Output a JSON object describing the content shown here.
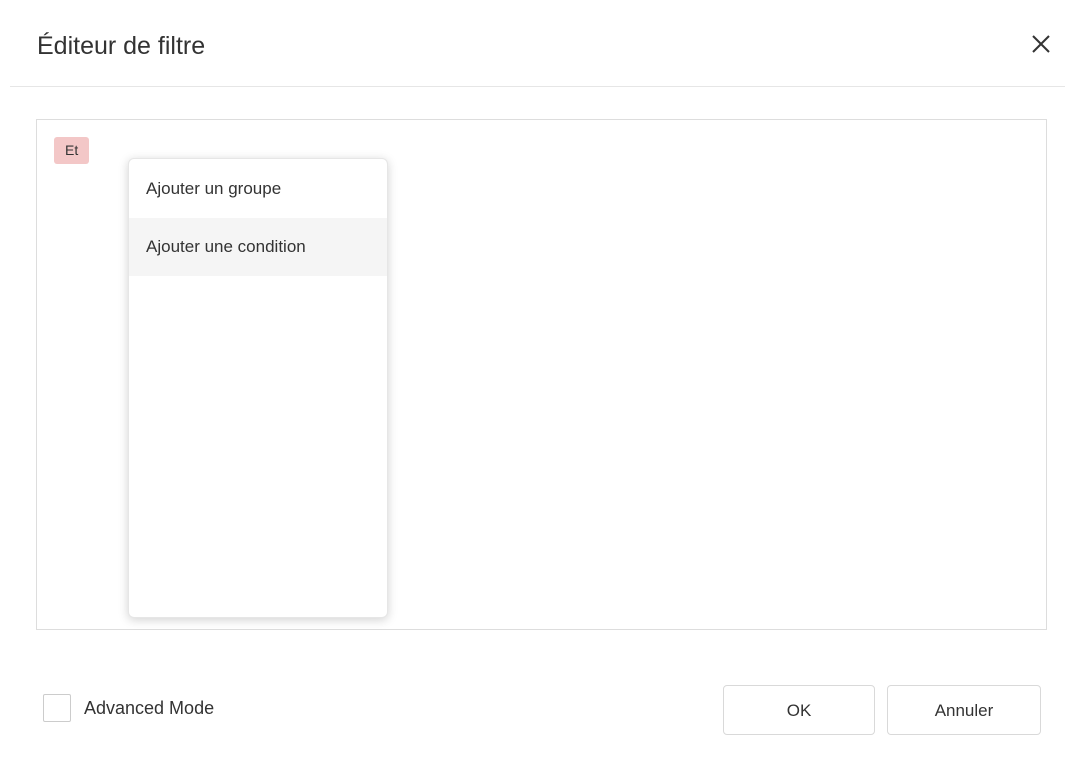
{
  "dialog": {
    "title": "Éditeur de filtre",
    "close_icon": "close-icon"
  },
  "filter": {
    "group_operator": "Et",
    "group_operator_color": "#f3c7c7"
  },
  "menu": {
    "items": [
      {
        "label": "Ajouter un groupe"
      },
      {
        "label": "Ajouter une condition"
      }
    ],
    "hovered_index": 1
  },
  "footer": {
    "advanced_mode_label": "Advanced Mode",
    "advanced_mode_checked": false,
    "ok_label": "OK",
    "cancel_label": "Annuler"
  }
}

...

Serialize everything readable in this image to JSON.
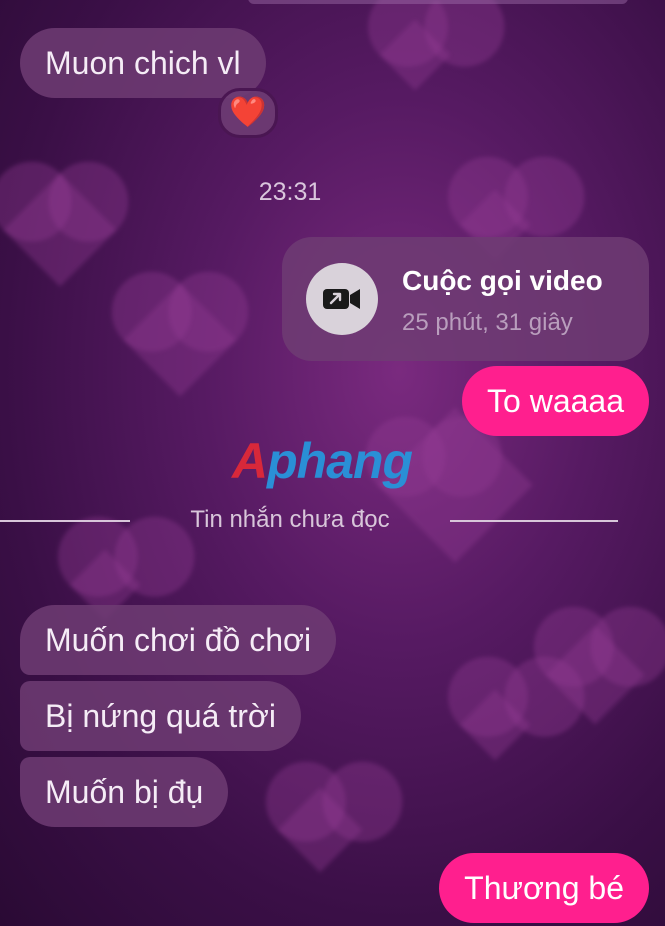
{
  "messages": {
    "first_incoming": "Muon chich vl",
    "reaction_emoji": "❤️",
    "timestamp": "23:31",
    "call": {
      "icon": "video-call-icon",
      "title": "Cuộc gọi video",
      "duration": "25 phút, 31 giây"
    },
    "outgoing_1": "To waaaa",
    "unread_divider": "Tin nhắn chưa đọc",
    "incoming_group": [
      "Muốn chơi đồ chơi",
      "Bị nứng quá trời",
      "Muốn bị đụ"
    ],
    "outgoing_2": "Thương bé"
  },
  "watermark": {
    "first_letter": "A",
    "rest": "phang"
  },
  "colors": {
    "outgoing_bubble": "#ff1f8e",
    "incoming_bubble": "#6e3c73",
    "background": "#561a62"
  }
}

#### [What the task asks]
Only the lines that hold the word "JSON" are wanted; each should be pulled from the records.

#### [Answer box]
Output a JSON object describing the content shown here.
Serialize everything readable in this image to JSON.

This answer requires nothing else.